Diet & Nutrition–Food is Medicine
Dr. Leslie Burgess, ND, BCN CNS
Dr. Leslie is a naturopathic doctor, certified nutrition specialist, with additional studies focused on plant-based nutrition from Cornell.
Alexia (Lexie) Bennetts, L.Ac., Dipl. Ac.
Lexie studied nutrition from a Traditional Chinese Perspective and has over 10 years of experience incorporating nutrition into her treatment plans.
Alexia Bennetts and Dr. Leslie often discuss the crossovers between Traditional Chinese Medicine and Western medical perspectives on nutritional value in the diet.

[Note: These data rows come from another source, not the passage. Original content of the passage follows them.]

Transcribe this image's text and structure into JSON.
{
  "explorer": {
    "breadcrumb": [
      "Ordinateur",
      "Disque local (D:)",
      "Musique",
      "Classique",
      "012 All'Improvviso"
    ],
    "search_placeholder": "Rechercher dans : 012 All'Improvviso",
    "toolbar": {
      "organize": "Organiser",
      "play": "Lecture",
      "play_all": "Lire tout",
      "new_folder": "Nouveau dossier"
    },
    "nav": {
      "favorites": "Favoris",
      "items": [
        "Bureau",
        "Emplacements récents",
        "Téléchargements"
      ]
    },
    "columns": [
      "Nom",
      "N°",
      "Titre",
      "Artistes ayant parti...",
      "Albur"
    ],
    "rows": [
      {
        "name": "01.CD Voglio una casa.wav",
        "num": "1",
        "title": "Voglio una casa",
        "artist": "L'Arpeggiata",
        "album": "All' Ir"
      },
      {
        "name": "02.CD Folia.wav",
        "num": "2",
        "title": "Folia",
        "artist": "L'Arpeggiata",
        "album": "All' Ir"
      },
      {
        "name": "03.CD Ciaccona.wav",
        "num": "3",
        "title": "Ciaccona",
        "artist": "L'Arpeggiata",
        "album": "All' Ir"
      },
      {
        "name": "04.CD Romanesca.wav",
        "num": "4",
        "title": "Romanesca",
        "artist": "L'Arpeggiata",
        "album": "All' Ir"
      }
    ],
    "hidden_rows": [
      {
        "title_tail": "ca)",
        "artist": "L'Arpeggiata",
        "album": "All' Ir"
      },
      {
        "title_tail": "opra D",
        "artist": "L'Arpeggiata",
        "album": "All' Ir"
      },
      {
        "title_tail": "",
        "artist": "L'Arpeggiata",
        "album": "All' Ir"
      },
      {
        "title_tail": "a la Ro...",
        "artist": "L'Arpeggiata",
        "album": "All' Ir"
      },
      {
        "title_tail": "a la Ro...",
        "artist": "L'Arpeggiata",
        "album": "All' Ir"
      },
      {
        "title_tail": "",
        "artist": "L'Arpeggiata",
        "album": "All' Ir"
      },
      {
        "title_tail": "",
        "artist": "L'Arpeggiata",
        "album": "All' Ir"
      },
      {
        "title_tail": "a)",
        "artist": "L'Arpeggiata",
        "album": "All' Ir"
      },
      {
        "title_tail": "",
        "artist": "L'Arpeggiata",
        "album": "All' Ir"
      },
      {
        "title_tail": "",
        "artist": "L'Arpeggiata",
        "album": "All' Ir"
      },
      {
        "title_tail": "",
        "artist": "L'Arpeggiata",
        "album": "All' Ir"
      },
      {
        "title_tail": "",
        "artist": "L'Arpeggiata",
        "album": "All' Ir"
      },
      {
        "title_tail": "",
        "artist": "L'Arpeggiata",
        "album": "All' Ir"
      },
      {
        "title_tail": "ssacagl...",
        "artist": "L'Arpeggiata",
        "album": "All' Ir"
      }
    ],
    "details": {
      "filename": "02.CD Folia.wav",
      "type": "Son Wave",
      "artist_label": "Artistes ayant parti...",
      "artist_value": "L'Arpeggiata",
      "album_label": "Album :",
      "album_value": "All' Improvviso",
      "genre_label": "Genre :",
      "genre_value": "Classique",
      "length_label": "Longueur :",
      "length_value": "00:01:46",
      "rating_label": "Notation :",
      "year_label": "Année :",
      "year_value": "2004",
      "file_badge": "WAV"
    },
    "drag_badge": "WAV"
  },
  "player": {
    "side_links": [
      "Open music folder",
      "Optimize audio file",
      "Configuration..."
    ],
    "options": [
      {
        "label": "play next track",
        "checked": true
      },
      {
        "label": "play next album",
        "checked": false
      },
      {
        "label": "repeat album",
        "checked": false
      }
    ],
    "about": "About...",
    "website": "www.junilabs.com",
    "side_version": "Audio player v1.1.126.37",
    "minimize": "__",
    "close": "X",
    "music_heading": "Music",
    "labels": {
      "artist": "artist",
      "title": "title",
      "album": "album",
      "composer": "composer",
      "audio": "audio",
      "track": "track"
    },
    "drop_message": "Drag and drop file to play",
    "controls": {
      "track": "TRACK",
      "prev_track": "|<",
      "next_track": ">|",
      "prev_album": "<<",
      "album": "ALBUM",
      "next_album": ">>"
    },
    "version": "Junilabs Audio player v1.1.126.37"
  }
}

In Traditional Chinese Medicine (TCM) diet is called the cornerstone of health. A wholesome diet is seen as a tool for maintaining good health and healing a variety of disorders from common colds, skin disorders, emotional imbalances, chronic pain, to heart disease and diabetes.
Americans are increasingly understanding that the food they put into their bodies is highly correlated with the state of their health. There are thousands of diet plans one may choose to follow and our next step is to truly understand how to incorporate a healthy diet regimen into our lifestyle. If we can change our lifestyle so that we can live a higher quality of life, then we will collectively be making progress toward decreasing healthcare costs and enjoying happier lives.
In Chinese medicine we think of food as the medicine we eat daily. Even thousands of years ago, according to TCM, only a diet comprised of all five flavors (sweet, bitter, acrid, sour, and salty) and five colors (yellow/orange, black, red, green and white) can keep the bones straight, the sinews supple, the Qi and blood flowing, the pores closed, and the functioning of the five major organs coordinated and balanced harmoniously.
In Western medicine we have gone from the Basic 7 to the Basic 4 to the Food Pyramid and subsequently to My Plate. One thing we appear to know for sure, is that eating a diet high in vegetables is greatly beneficial to reducing chronic disease occurrence.
Learning what foods to eat, when to eat or avoid them, and how to prepare them becomes a powerful tool in managing our health.
In TCM, whether a food is good or bad for a person is entirely dependent upon that person’s Chinese Medicine pattern diagnosis and the nature and flavor of that food.
In western medicine, we look at lab values, skin, nail, and teeth presentations, neurological function and digestive function, and listen to the patient’s main concerns
Everyone should try to eat fresh food, freshly prepared, with a minimum of chemicals, preservatives, or additives.
When you see Dr. Leslie for a nutritional consultation, your nutritional assessment may include:
Elimination Diet Instructions to assess sensitivities to foods
Recipes to follow pertaining to specific diet regimens
Gluten sensitivity and allergy lab tests
Lactose sensitivity lab tests
Complete Blood Count
B12: Methylmalonic Acid lab test
Vitamin D:25-OH lab test
Hemoglobin A1C to assess diet and medication compliance with a diabetic
Physical Exam to assess inflammation and nutritional status
Assess genetic markers for nutrient utilization such as for MTHFR mutations